Following four weekend tornadoes that killed dozens and destroyed homes and businesses in western Kentucky, volunteers for Israeli humanitarian aid organization SmartAID are working with local partners to install a coordination center for emergency workers in hard-hit Mayfield and Benton.

The coordination center will include solar energy, smartphone connectivity, Wi-Fi and other technologies to help responders efficiently plan operations, said SmartAID founder and director Shachar Zahavi.

Devastation in Kentucky, December 2021. Photo courtesy of SmartAID

“Kentucky was the worst-hit state by far in an unusual mid-December swarm of twisters across the Midwest and the South that leveled entire communities, leaving tens of thousands homeless,” said Zahavi.

“Most communities have been left without access to power, clean water, telecommunication, medical treatment and basic survival items.”

Another Israeli humanitarian aid organization, IsraAID, has mobilized an emergency response team to support recovery and cleanup efforts in affected Kentucky communities.

CEO Yotam Polizer says they will join with colleagues from Team Rubicon, a disaster response organization founded by US military veterans, and “work closely with local authorities to assess the situation and identify communities and households in need of support.”

A state of emergency was declared in Kentucky on December 11. At least 74 residents are confirmed dead and more than 100 are missing.

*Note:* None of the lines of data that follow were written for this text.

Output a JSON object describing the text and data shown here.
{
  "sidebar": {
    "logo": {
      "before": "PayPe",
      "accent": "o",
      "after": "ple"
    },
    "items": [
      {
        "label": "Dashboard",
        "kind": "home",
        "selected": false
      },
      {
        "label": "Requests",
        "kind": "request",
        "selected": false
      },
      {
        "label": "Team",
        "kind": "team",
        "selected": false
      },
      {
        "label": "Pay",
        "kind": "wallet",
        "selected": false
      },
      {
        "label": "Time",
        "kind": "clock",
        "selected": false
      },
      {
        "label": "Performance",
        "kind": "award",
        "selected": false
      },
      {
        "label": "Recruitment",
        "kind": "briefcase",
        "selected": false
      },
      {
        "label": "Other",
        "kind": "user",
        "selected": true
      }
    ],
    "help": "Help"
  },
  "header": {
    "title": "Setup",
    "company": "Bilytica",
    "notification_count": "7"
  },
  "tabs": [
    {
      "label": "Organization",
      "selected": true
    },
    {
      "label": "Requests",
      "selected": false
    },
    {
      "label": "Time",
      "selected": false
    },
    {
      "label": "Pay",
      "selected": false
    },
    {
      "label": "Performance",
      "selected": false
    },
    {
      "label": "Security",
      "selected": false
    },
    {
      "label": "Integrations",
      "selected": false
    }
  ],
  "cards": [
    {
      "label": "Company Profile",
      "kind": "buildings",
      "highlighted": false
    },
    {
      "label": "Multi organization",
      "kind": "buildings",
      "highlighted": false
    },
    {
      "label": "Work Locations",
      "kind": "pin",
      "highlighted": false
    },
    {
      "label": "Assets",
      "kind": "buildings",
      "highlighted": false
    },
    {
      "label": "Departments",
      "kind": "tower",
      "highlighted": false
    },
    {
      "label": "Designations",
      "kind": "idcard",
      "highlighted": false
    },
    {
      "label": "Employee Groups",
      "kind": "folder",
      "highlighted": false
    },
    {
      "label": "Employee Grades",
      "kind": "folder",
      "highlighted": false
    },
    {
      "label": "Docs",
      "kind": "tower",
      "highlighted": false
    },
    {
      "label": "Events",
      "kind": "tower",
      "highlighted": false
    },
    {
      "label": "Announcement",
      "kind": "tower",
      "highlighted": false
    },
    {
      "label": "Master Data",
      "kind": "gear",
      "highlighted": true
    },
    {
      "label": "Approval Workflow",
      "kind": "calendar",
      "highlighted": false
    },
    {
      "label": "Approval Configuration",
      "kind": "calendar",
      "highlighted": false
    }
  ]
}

Israeli Ambassador to the United States Michael Herzog tweeted Israel’s condolences to those who lost loved ones. He and Foreign Minister Yair Lapid said that Israel “stands together with the American people and is ready to offer any assistance needed.”